▶ [Your goal]:
For each line below that contains the word "שקטות", return that line.

Data records for software interfaces

★ ★ ★ ★ ★

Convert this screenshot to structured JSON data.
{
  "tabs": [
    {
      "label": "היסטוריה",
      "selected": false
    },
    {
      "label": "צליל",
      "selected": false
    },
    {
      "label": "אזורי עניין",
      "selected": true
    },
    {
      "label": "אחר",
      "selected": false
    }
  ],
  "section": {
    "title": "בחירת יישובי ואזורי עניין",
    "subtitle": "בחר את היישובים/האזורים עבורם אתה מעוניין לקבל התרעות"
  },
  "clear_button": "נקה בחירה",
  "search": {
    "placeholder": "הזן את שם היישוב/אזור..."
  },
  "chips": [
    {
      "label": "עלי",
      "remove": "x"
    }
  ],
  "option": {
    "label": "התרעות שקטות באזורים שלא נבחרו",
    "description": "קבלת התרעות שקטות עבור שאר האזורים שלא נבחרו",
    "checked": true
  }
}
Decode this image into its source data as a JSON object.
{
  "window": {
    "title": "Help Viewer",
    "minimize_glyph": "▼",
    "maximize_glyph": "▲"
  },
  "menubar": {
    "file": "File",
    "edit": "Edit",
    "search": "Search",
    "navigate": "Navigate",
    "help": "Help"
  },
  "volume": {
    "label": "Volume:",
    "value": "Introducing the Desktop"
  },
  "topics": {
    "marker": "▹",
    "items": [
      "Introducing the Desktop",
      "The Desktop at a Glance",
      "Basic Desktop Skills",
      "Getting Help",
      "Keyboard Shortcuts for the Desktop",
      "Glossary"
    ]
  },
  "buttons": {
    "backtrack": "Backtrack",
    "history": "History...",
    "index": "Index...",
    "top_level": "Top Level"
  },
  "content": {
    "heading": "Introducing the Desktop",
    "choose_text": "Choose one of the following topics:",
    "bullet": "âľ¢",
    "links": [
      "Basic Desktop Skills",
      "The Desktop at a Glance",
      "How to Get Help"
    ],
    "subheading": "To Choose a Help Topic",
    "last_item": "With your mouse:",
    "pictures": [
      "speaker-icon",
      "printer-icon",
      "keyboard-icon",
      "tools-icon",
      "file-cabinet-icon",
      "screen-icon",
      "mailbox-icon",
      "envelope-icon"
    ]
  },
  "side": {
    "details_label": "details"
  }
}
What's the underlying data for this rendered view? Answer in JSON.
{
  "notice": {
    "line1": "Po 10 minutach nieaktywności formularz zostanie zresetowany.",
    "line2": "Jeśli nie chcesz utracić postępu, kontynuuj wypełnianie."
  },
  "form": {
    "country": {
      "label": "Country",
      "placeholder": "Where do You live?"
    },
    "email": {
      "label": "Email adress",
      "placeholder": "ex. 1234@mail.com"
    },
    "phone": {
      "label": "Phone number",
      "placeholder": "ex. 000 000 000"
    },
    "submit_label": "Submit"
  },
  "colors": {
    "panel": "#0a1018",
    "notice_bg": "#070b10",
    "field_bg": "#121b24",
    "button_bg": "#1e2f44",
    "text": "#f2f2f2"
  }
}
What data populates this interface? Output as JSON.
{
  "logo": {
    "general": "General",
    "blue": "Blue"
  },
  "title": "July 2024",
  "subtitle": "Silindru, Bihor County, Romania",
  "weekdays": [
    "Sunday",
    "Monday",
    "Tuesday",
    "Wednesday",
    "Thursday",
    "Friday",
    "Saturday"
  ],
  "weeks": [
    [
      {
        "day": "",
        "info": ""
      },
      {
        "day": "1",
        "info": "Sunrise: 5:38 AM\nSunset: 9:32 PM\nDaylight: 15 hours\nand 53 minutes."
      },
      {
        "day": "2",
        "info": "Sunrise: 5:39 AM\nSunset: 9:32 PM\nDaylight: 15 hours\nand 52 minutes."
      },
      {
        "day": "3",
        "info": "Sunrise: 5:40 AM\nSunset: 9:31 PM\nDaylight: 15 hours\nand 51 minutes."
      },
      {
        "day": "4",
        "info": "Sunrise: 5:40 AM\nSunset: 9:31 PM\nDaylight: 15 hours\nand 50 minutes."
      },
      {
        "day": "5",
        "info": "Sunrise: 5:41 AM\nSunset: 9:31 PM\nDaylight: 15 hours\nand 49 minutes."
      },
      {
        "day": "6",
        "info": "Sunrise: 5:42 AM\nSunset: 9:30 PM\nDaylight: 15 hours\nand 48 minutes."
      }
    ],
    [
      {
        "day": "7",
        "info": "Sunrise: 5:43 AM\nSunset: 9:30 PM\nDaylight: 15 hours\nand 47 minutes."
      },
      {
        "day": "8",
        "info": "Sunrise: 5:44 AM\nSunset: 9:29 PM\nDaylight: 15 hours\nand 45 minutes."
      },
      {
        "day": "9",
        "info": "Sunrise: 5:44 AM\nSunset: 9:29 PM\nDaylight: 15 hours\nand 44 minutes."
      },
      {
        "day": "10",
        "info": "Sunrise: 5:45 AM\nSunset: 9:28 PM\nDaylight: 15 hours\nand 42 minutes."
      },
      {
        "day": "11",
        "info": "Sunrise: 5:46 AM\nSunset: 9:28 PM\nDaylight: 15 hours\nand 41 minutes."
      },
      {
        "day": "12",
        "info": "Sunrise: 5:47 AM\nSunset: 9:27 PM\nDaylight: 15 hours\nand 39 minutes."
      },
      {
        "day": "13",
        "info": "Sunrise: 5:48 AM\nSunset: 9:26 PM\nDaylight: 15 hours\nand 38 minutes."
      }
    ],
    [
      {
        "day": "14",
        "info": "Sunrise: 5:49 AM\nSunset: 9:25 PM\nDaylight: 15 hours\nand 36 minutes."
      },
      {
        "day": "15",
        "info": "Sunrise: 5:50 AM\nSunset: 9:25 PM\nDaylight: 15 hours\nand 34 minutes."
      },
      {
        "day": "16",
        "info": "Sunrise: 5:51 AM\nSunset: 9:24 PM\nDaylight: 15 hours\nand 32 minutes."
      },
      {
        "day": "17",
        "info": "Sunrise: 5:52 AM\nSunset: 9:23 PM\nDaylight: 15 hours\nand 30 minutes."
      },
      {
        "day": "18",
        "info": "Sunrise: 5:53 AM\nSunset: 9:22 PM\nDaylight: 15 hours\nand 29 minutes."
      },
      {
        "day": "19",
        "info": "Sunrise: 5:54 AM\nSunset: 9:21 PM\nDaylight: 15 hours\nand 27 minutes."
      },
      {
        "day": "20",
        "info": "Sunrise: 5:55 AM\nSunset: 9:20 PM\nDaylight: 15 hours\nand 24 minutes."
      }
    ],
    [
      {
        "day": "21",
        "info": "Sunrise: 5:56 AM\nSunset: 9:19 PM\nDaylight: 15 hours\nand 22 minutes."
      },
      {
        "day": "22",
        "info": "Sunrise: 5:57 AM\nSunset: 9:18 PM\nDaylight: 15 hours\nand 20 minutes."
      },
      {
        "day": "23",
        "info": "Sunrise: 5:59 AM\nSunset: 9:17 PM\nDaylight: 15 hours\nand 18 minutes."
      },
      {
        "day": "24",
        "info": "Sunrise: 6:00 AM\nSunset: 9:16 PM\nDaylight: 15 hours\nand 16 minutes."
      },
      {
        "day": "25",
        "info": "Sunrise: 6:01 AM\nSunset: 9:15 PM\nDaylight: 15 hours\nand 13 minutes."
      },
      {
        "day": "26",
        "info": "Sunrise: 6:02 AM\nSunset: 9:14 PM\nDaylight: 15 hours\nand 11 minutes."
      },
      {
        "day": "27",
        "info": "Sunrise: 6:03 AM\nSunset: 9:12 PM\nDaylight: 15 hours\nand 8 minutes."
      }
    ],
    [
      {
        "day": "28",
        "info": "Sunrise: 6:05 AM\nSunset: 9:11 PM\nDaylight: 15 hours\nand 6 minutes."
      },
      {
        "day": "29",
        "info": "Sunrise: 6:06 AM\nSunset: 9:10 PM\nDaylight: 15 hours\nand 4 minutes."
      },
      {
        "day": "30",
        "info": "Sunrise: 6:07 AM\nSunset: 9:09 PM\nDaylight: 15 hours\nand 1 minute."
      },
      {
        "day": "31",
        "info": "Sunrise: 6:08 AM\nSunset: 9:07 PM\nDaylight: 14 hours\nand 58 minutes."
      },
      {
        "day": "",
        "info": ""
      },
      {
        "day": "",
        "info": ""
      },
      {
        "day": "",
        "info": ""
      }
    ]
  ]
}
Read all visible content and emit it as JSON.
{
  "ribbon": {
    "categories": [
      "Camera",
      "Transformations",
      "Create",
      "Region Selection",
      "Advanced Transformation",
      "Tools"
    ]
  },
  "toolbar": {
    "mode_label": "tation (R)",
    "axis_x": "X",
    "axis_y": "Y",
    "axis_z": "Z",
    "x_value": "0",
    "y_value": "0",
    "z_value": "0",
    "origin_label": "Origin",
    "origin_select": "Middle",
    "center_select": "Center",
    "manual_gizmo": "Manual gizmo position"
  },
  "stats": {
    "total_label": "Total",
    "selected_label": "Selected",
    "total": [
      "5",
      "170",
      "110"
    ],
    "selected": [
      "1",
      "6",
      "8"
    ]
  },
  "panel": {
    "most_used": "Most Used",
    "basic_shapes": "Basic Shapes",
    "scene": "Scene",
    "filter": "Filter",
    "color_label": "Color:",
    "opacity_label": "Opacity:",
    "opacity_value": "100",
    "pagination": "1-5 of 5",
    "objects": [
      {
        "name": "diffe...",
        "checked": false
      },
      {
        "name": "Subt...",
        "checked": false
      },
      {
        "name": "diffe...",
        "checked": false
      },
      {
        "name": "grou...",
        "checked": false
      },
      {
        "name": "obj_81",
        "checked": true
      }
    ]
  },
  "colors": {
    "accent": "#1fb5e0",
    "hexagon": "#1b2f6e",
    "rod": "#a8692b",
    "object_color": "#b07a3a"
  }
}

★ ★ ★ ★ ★

▶ [Written solution]:
    "label": "התרעות שקטות באזורים שלא נבחרו",
    "description": "קבלת התרעות שקטות עבור שאר האזורים שלא נבחרו",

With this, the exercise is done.